Handbook of Homeopathy

Handbook of Homeopathy

  • Gerhard Koehler
  • A.R. Meuss - translator




Found on some schools' Suggested Reading list, this books offers a rather academic exposition on homeopathy.
240 pp pb


Preface to the Second Edition -- 7
Preface to the Fourth Edition -- 8
Preface -- 9-12

1. The Position of Homoeopathy within Medicine -- 13-17
2. The Principles of Homoeopathy: Hahnemann's Life Work -- 18-21
3. The Drug -- 22-37
4. Symptomatology -- 38-67
5. Case-Taking in Homoeopathic Practice -- 68-85
6. Different Methods of Determining the Approppriate Drug (Drug Diagnosis) -- 86-116
7. Drug Diagnosis Using a Repertory -- 117-143
8. Principles Governing Choice of Potency, Dose, Duration and Repetition of Drug Therapy -- 144-150
9. Observation of Drug Reactions -- 151-156
10. Particular Disease Categories and Their Treatment -- 157-170
11. Comments on Hahnemann's Chronic Diseases, Their Peculiar Nature and Homoeopathic Cure -- 171-223
12. Comments on Hahnemann's Organon of Practical Medicine -- 224-232
Index of Literature -- 233-238
Index -- 239-240

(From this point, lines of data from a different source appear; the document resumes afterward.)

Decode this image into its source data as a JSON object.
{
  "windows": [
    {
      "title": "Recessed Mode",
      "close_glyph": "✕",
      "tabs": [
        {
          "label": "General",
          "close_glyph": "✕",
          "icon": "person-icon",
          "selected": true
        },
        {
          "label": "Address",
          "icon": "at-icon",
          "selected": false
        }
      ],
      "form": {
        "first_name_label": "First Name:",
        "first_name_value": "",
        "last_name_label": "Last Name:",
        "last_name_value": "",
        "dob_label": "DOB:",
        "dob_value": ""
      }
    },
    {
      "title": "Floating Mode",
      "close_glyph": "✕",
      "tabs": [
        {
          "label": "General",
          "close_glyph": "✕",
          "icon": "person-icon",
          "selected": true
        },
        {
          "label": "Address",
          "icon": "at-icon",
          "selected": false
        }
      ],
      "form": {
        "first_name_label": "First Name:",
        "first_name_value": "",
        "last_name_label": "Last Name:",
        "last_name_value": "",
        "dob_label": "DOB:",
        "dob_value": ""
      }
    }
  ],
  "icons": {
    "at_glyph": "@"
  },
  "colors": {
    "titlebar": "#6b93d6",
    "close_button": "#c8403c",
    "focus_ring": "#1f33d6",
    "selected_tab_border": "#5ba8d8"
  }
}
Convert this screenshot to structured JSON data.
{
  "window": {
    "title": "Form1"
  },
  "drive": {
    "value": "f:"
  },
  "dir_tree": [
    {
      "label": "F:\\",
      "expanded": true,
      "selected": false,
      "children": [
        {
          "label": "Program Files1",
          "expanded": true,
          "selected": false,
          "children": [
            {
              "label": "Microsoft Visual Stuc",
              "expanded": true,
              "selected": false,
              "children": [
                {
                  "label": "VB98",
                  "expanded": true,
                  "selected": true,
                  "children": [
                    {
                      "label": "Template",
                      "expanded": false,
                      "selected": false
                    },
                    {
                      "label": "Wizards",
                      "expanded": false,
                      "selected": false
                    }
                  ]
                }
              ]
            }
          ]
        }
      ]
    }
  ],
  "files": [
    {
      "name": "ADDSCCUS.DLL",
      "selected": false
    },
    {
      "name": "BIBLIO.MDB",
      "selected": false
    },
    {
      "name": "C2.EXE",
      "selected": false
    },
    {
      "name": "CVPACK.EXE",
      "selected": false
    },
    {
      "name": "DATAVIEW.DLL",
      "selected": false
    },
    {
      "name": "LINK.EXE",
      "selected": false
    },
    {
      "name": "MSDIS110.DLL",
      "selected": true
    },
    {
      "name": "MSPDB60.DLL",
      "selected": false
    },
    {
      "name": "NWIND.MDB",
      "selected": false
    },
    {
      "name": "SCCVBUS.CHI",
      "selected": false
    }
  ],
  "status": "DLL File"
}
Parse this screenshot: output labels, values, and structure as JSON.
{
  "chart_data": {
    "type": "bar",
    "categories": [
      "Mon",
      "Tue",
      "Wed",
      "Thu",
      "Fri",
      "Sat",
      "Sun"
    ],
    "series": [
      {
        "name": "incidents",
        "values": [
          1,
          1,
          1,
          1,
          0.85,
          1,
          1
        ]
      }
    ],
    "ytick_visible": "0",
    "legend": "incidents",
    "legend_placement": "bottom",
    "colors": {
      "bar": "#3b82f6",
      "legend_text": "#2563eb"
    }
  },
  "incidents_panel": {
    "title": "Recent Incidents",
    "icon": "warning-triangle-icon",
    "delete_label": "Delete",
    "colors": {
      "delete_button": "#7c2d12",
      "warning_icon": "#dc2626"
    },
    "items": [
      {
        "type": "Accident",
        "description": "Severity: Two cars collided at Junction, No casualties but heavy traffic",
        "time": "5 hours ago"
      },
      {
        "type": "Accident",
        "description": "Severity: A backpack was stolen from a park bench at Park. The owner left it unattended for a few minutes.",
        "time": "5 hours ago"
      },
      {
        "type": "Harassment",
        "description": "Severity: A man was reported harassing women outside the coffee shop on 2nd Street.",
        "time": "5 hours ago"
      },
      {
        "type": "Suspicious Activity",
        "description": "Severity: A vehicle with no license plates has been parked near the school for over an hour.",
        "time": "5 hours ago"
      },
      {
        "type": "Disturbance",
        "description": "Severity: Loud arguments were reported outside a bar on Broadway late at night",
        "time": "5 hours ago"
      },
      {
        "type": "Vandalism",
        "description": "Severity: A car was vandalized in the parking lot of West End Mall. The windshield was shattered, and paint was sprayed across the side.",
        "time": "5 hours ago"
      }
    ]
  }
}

Reviewed by David Taylor Reilly

I wish I had seen this book four years ago when I started on that long shady homoeopathic road to confusion. The original title-'A Textbook of Homoeopathy'-would have given a better indication of the fact that the book is written by a doctor for doctors.

It grew out of a series of lectures for medical students at Freiburg University and the emphasis is on seeing homoeopathy as an integrated element within medical care. 'It is time to stop being arrogant and opt for co-operation' . . . to focus on 'the patient, not ... any ideology or therapeutic approach'.

It is hard not to be impressed by a homoeopathic author who is prepared to define his terms, never mind distinguish between a 'type' and a 'constitution'-'Typolology: observable characteristics of morphology, gesture, speech and demeanor.' Unfettered by materia medica the book achieves its aim of tackling the principles and practice at an accessible yet in-depth level.

It includes practical instruction in history taking and describes the different methods of drug diagnosis from the short to the long, from pattern recognition (synthesis) to analysis - without 'bible thumping' (a la Kent). It teaches you to repertorize and warns of the dangers in doing so.

There are a number of ideas which may be new to the UK reader. For instance, fellow anarchists will be pleased to see a repeat of Hahnemann's claim that the dosage of a potency (i.e. the material quantity administered) does matter. Dr Koehler's views on the treatment of mental illness merit study . . . 'with psychotic patients the drug diagnosis is based primarily on constitutional physical features'.

The references are cosmopolitan and educative; for example a study similar to Chris Day's work with Caullophyllum in pigs has been carried out in Germany.

The final chapters tackle head-on the traditional theories of chronic disease and include our old favourite-the miasms. He refuses 'to take part in the heated discussion of a theory which may be right or wrong' but points out that condemning the theory has yet to cure a patient, while taking account of some aspects of these chronic disease patterns may do so.

Overall 'the law of similars ranks above the merely theoretical psora concept.'

He finishes with a neat summary of 'the Organon of Practical Medicine'. This improved title is one of a number of excellent contributions by A. R. Meuss, who is to be congratulated on this and the many other improvements in the translation from the original German into English.

Her use of the terms drug and drug test instead of remedy and proving blends with Dr Koehler's attitude of viewing homoeopathy as an integrated aspect of contemporary medicine.

We are now recommending this book on the Glasgow courses and hope the publishers can be persuaded to translate the second volume, which covers therapeutics and materia medica.


British Homoeopathic Journal
Volume 76, Number 1, January 1987
Reprinted with permission from the Faculty of Homeopaths


Published in Germany in 1983 as Lehrbuch der Homoopathie. Translated by A.R. Meuss. A complete exposition on the principles and practice of homeopathy.

Julian Winston writes:
Although it contains a few errors (it gives the date of Kent's Repertory as 1877 instead of 1897, and has a very confused statement on the meaning of the repertory gradings) and has some advice that many homeopaths would certainly not agree with (i.e., the symptom in the patient must match the grade in the repertory; if the patient shows a symptom strongly, it must be in Bold type in the repertory), the book is, generally, very thorough in its explanations and definitions of homeopathic practice.

The Heritage of Homoeopathic Literature
copyright 2001 by Julian Winston
Reprinted with the permission of the author